**Task material:**
========================================

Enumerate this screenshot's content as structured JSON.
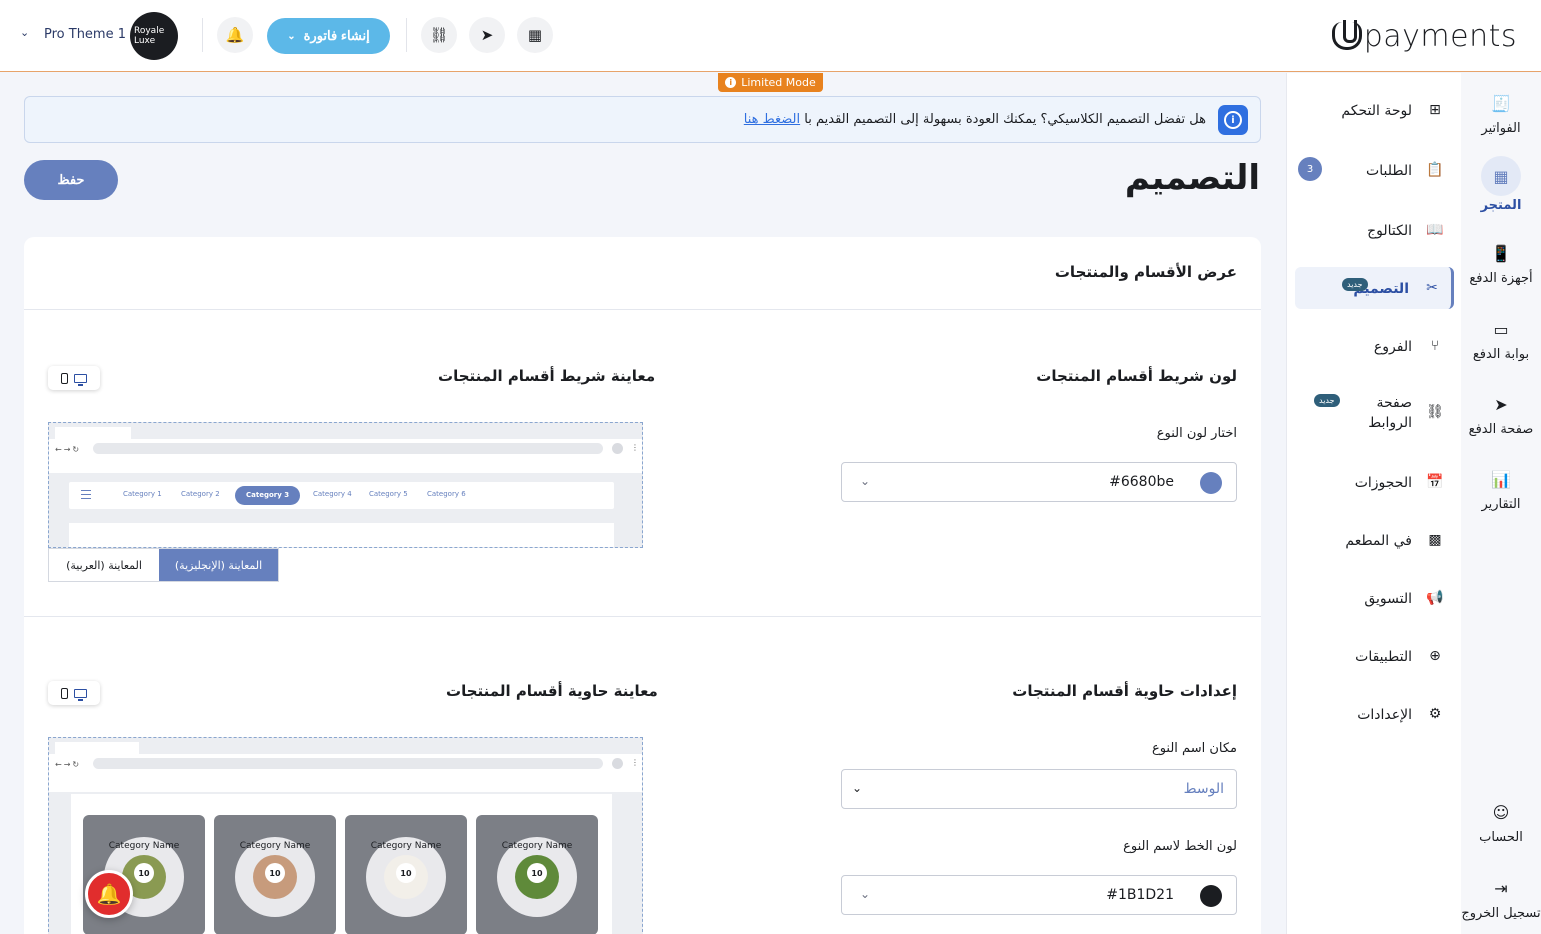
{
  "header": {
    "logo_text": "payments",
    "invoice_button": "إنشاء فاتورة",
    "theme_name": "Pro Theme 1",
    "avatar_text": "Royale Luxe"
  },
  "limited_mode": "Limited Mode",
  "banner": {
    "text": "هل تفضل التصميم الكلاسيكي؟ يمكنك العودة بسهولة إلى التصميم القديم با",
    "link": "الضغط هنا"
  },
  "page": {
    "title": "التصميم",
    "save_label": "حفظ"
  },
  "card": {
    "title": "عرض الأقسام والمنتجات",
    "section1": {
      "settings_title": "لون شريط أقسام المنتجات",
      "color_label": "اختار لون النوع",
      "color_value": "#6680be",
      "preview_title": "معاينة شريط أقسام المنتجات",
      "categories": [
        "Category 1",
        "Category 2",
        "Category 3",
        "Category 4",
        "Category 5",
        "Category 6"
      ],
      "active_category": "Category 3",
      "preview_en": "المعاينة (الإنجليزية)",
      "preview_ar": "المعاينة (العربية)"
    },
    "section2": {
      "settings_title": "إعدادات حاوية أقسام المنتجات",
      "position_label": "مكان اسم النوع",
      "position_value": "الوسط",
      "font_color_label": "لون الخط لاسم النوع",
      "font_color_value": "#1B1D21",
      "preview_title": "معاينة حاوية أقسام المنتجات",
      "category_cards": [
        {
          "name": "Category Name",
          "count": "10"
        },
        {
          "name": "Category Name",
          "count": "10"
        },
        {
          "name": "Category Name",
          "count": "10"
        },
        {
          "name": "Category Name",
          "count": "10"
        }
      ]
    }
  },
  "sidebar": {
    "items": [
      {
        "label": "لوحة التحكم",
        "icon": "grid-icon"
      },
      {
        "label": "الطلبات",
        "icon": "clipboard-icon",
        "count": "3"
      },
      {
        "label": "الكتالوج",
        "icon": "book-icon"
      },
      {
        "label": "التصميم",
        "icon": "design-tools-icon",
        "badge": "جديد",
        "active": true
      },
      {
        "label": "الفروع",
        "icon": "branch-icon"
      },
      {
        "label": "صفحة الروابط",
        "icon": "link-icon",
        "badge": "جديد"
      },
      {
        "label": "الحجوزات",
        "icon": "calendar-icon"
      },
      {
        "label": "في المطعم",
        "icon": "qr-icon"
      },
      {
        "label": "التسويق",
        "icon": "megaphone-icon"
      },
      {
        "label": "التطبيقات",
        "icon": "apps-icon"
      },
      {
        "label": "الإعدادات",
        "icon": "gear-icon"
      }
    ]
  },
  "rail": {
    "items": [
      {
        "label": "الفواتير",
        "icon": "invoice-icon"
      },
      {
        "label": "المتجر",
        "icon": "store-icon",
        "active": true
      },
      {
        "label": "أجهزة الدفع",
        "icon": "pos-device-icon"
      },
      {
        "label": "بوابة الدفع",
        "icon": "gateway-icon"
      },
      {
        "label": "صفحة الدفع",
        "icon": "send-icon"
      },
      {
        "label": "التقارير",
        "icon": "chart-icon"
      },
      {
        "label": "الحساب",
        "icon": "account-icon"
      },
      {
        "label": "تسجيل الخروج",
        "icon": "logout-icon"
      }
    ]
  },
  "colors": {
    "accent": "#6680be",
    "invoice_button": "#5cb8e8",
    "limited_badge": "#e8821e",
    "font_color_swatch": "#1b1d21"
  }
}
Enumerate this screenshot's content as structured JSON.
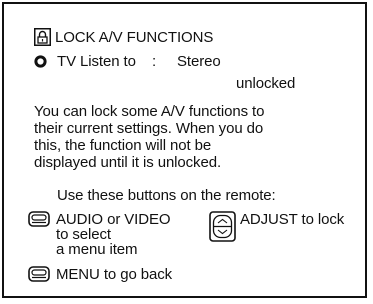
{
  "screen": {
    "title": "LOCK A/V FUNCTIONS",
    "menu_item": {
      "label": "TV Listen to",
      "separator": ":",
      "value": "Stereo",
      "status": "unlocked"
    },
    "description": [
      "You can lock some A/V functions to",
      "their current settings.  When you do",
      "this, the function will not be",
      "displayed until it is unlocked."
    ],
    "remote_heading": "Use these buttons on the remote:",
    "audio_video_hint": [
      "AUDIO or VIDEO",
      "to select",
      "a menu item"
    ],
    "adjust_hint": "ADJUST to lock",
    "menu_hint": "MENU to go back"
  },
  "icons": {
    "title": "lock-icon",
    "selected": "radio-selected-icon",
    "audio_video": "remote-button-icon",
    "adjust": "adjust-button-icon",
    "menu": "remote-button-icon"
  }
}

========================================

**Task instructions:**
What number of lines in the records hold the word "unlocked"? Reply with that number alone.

**Worked solution:**
2